“The existing policy of giving free spectrum to drive subscriber growth has given the intended result.. of creating competition,” said Kapil Sibal, the telecom minister who had earlier dismissed the CAG’s report on losses to the government due to liberal issue of spectrum. “With 10-12 operators in each circle.. and teledensity reaching 62%.. the broad contours of the policy needs a directional shift,” he added.
Under the new policy, there will be no free spectrum, start-up or otherwise, and all new operators will have to pay “market determined” prices for all spectrum. Existing ones will have to pay market rates for spectrum that was released to them from time to time on the basis of subscriber criteria, but can keep their initial chunk of free start-up spectrum.
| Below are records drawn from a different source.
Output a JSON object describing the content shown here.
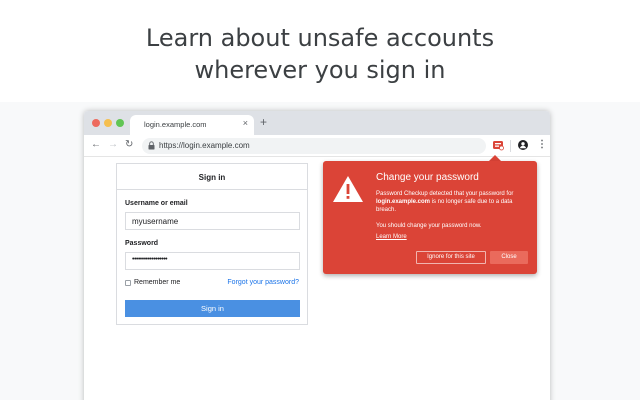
{
  "headline": {
    "line1": "Learn about unsafe accounts",
    "line2": "wherever you sign in"
  },
  "browser": {
    "tab": {
      "title": "login.example.com",
      "close": "×"
    },
    "new_tab": "+",
    "nav": {
      "back": "←",
      "forward": "→",
      "reload": "↻"
    },
    "url": "https://login.example.com",
    "menu": "⋮",
    "icons": {
      "lock": "lock-icon",
      "extension": "password-checkup-extension-icon",
      "account": "account-icon"
    }
  },
  "signin": {
    "title": "Sign in",
    "username_label": "Username or email",
    "username_value": "myusername",
    "password_label": "Password",
    "password_value": "••••••••••••••••••",
    "remember_label": "Remember me",
    "forgot_link": "Forgot your password?",
    "submit_label": "Sign in"
  },
  "popup": {
    "title": "Change your password",
    "body_prefix": "Password Checkup detected that your password for ",
    "body_site": "login.example.com",
    "body_suffix": " is no longer safe due to a data breach.",
    "sub": "You should change your password now.",
    "learn_more": "Learn More",
    "ignore_label": "Ignore for this site",
    "close_label": "Close",
    "color": "#db4437"
  }
}
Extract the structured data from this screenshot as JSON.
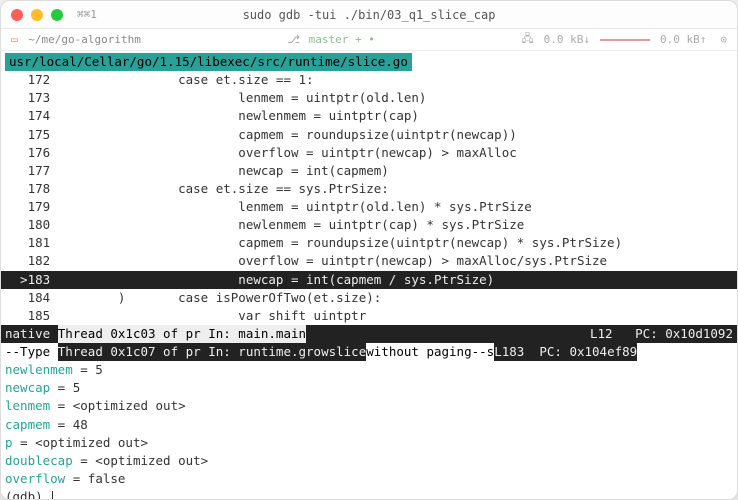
{
  "titlebar": {
    "shortcut": "⌘⌘1",
    "title": "sudo gdb -tui ./bin/03_q1_slice_cap"
  },
  "statusbar": {
    "path": "~/me/go-algorithm",
    "branch": "master + •",
    "net_down": "0.0 kB↓",
    "net_up": "0.0 kB↑",
    "gear": "⊙"
  },
  "source": {
    "path": "usr/local/Cellar/go/1.15/libexec/src/runtime/slice.go",
    "lines": [
      {
        "num": "172",
        "pre": "   ",
        "text": "                case et.size == 1:"
      },
      {
        "num": "173",
        "pre": "   ",
        "text": "                        lenmem = uintptr(old.len)"
      },
      {
        "num": "174",
        "pre": "   ",
        "text": "                        newlenmem = uintptr(cap)"
      },
      {
        "num": "175",
        "pre": "   ",
        "text": "                        capmem = roundupsize(uintptr(newcap))"
      },
      {
        "num": "176",
        "pre": "   ",
        "text": "                        overflow = uintptr(newcap) > maxAlloc"
      },
      {
        "num": "177",
        "pre": "   ",
        "text": "                        newcap = int(capmem)"
      },
      {
        "num": "178",
        "pre": "   ",
        "text": "                case et.size == sys.PtrSize:"
      },
      {
        "num": "179",
        "pre": "   ",
        "text": "                        lenmem = uintptr(old.len) * sys.PtrSize"
      },
      {
        "num": "180",
        "pre": "   ",
        "text": "                        newlenmem = uintptr(cap) * sys.PtrSize"
      },
      {
        "num": "181",
        "pre": "   ",
        "text": "                        capmem = roundupsize(uintptr(newcap) * sys.PtrSize)"
      },
      {
        "num": "182",
        "pre": "   ",
        "text": "                        overflow = uintptr(newcap) > maxAlloc/sys.PtrSize"
      },
      {
        "num": "183",
        "pre": "  >",
        "text": "                        newcap = int(capmem / sys.PtrSize)",
        "current": true
      },
      {
        "num": "184",
        "pre": "   ",
        "text": "        )       case isPowerOfTwo(et.size):"
      },
      {
        "num": "185",
        "pre": "   ",
        "text": "                        var shift uintptr"
      }
    ]
  },
  "threads": {
    "native_prefix": "native ",
    "native_hl": "Thread 0x1c03 of pr In: main.main",
    "native_right": "L12   PC: 0x10d1092",
    "type_prefix": "--Type ",
    "type_hl1": "Thread 0x1c07 of pr In: runtime.growslice",
    "type_mid": "without paging--s",
    "type_right_hl": "L183  PC: 0x104ef89"
  },
  "vars": [
    {
      "name": "newlenmem",
      "value": " = 5"
    },
    {
      "name": "newcap",
      "value": " = 5"
    },
    {
      "name": "lenmem",
      "value": " = <optimized out>"
    },
    {
      "name": "capmem",
      "value": " = 48"
    },
    {
      "name": "p",
      "value": " = <optimized out>"
    },
    {
      "name": "doublecap",
      "value": " = <optimized out>"
    },
    {
      "name": "overflow",
      "value": " = false"
    }
  ],
  "prompt": "(gdb) "
}
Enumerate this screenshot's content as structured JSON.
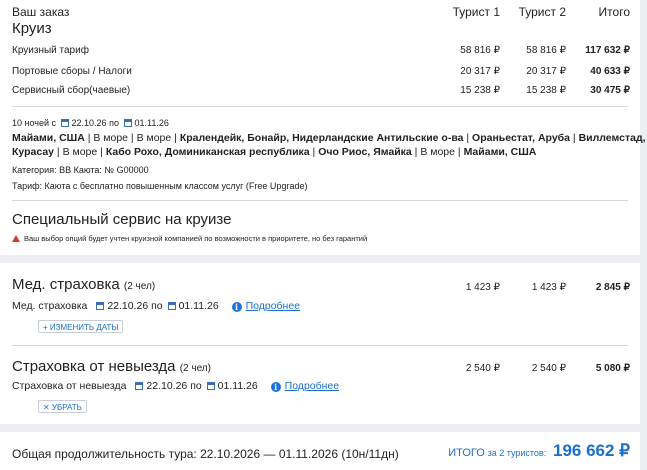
{
  "order": {
    "header": "Ваш заказ",
    "section_title": "Круиз",
    "columns": [
      "Турист 1",
      "Турист 2",
      "Итого"
    ],
    "rows": [
      {
        "label": "Круизный тариф",
        "t1": "58 816 ₽",
        "t2": "58 816 ₽",
        "total": "117 632 ₽"
      },
      {
        "label": "Портовые сборы / Налоги",
        "t1": "20 317 ₽",
        "t2": "20 317 ₽",
        "total": "40 633 ₽"
      },
      {
        "label": "Сервисный сбор(чаевые)",
        "t1": "15 238 ₽",
        "t2": "15 238 ₽",
        "total": "30 475 ₽"
      }
    ]
  },
  "cruise": {
    "nights_prefix": "10 ночей с",
    "date_from": "22.10.26",
    "by": "по",
    "date_to": "01.11.26",
    "route_line1_html": "<b>Майами, США</b> | В море | В море | <b>Кралендейк, Бонайр, Нидерландские Антильские о-ва</b> | <b>Ораньестат, Аруба</b> | <b>Виллемстад,",
    "route_line2_html": "<b>Курасау</b> | В море | <b>Кабо Рохо, Доминиканская республика</b> | <b>Очо Риос, Ямайка</b> | В море | <b>Майами, США</b>",
    "category": "Категория: BB   Каюта: № G00000",
    "tariff": "Тариф: Каюта с бесплатно повышенным классом услуг (Free Upgrade)"
  },
  "special": {
    "title": "Специальный сервис на круизе",
    "warning": "Ваш выбор опций будет учтен круизной компанией по возможности в приоритете, но без гарантий"
  },
  "medical": {
    "title": "Мед. страховка",
    "persons": "(2 чел)",
    "t1": "1 423 ₽",
    "t2": "1 423 ₽",
    "total": "2 845 ₽",
    "label": "Мед. страховка",
    "date_from": "22.10.26",
    "by": "по",
    "date_to": "01.11.26",
    "more": "Подробнее",
    "button": "+ ИЗМЕНИТЬ ДАТЫ"
  },
  "cancel": {
    "title": "Страховка от невыезда",
    "persons": "(2 чел)",
    "t1": "2 540 ₽",
    "t2": "2 540 ₽",
    "total": "5 080 ₽",
    "label": "Страховка от невыезда",
    "date_from": "22.10.26",
    "by": "по",
    "date_to": "01.11.26",
    "more": "Подробнее",
    "button": "✕ УБРАТЬ"
  },
  "footer": {
    "duration": "Общая продолжительность тура: 22.10.2026 — 01.11.2026 (10н/11дн)",
    "total_label": "ИТОГО",
    "total_sub": "за 2 туристов:",
    "total_value": "196 662 ₽"
  }
}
Under the current policy, any operator who wins a license gets a free block of 4.4 MegaHertz of spectrum and free, additional chunks of roughly 1.5-2 MHz each upon achieving certain published subscriber milestones, going all the way up to 15 MHz. The policy has been widely criticized for telecom operators inflating subscriber numbers and ‘pilfering’ away free spectrum from the nation. It also made it difficult for telecom operators to launch spectrum-intensive services such as Internet access and downloads as they could not buy more spectrum from the government on demand.
The Comptroller & Auditor General of India had, in its report in November, pointed out that 9 operators held a total of around 150 MHz of spectrum beyond the 6.2 MHz that was promised to them in their licenses. This amount of spectrum was issued free of cost and without any legal requirement on the part of the government, it had pointed out. Based on various benchmarks, the auditor valued this spectrum anywhere between Rs 2,561 crore to Rs 37,000 crore.
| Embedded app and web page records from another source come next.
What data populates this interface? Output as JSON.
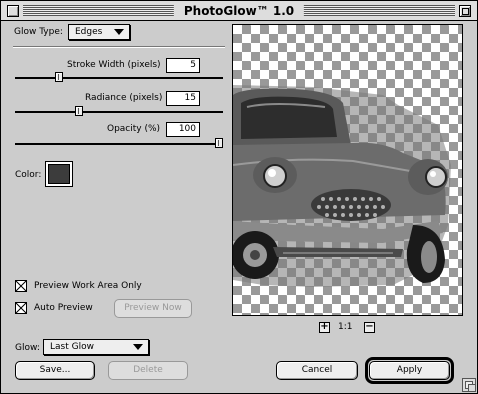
{
  "window": {
    "title": "PhotoGlow™ 1.0"
  },
  "glow_type": {
    "label": "Glow Type:",
    "value": "Edges"
  },
  "stroke_width": {
    "label": "Stroke Width (pixels)",
    "value": "5",
    "level": 0.2
  },
  "radiance": {
    "label": "Radiance (pixels)",
    "value": "15",
    "level": 0.3
  },
  "opacity": {
    "label": "Opacity (%)",
    "value": "100",
    "level": 1.0
  },
  "color": {
    "label": "Color:",
    "swatch": "#3c3c3c"
  },
  "preview_work_area": {
    "label": "Preview Work Area Only",
    "checked": true
  },
  "auto_preview": {
    "label": "Auto Preview",
    "checked": true
  },
  "preview_now": {
    "label": "Preview Now"
  },
  "zoom": {
    "level": "1:1",
    "zoom_in_icon": "plus-icon",
    "zoom_out_icon": "minus-icon"
  },
  "glow_preset": {
    "label": "Glow:",
    "value": "Last Glow"
  },
  "buttons": {
    "save": "Save...",
    "delete": "Delete",
    "cancel": "Cancel",
    "apply": "Apply"
  }
}
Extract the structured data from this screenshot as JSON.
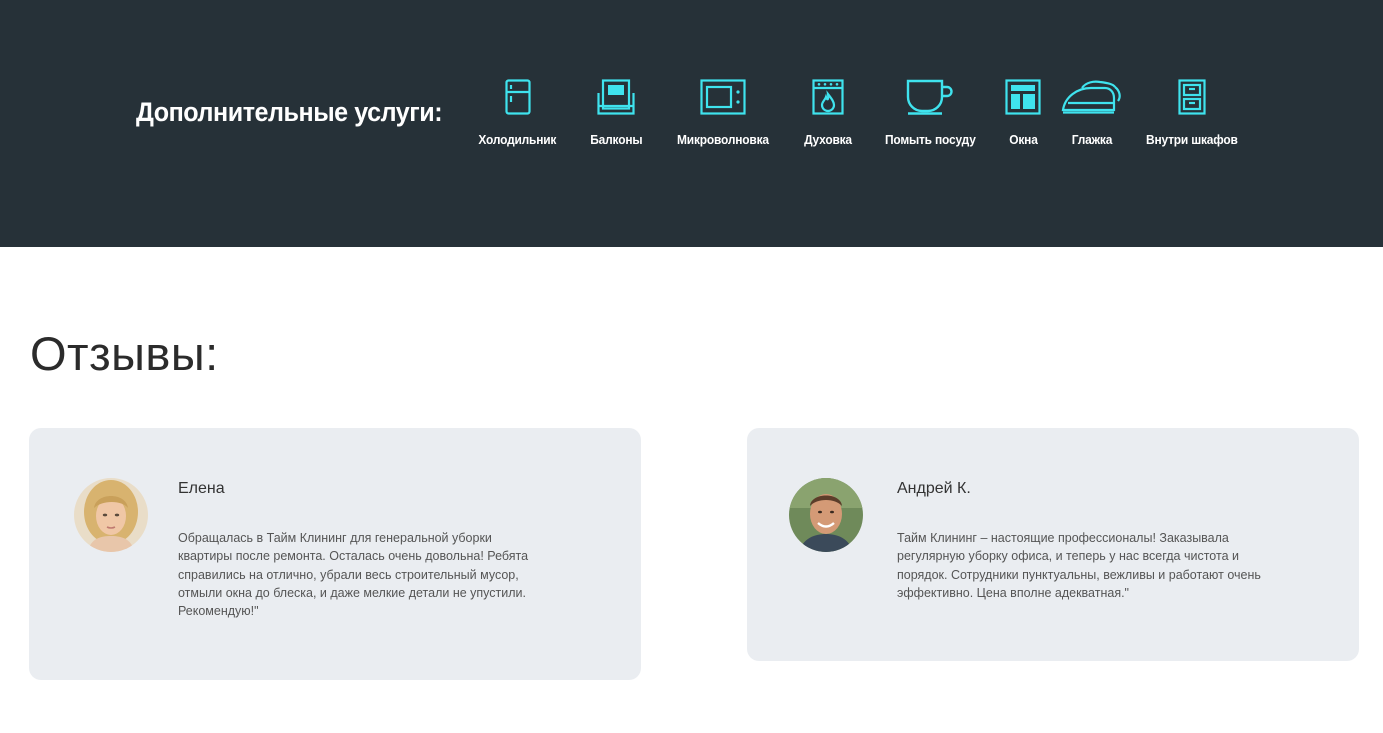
{
  "services": {
    "title": "Дополнительные услуги:",
    "accent_color": "#3fe3ee",
    "items": [
      {
        "label": "Холодильник",
        "icon": "fridge-icon"
      },
      {
        "label": "Балконы",
        "icon": "balcony-icon"
      },
      {
        "label": "Микроволновка",
        "icon": "microwave-icon"
      },
      {
        "label": "Духовка",
        "icon": "oven-icon"
      },
      {
        "label": "Помыть посуду",
        "icon": "cup-icon"
      },
      {
        "label": "Окна",
        "icon": "window-icon"
      },
      {
        "label": "Глажка",
        "icon": "iron-icon"
      },
      {
        "label": "Внутри шкафов",
        "icon": "cabinet-icon"
      }
    ]
  },
  "reviews": {
    "title": "Отзывы:",
    "items": [
      {
        "name": "Елена",
        "text": "Обращалась в Тайм Клининг для генеральной уборки квартиры после ремонта. Осталась очень довольна! Ребята справились на отлично, убрали весь строительный мусор, отмыли окна до блеска, и даже мелкие детали не упустили. Рекомендую!\""
      },
      {
        "name": "Андрей К.",
        "text": "Тайм Клининг – настоящие профессионалы! Заказывала регулярную уборку офиса, и теперь у нас всегда чистота и порядок. Сотрудники пунктуальны, вежливы и работают очень эффективно. Цена вполне адекватная.\""
      }
    ]
  }
}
The biggest chunk was with the state-owned Bharat Sanchar Nigam (BSNL), which held no less than 61.6 MHz of free extra spectrum, followed by Bharti Airtel, which held 32.4 MHz of free extra spectrum. Vodafone held 19.6 MHz, followed by Idea and MTNL with around 12.5 MHz each. While pricing will depend on which circles these spectrum are held, it is expected that BSNL, Bharti and Vodafone are likely to be hit the hardest by the new policy as they will have to shell out one-time market prices for the extra spectrum.
Operator ——– Extra Spectrum (MHz) — Circles
Aircel ———— 3.6 ——- 1
Bharti ———- 32.4 ——- 13
BPL (Mumbai) —– 3.8 ——- 1
BSNL ————- 61.6 ——- 19
IDEA ————- 12.6 ——- 6
MTNL ————- 12.4 ——- 2
Reliance ————- 1.8 ——- 1
Spice ————- 1.6 ——- 1
Vodafone ————- 19.6 ——- 7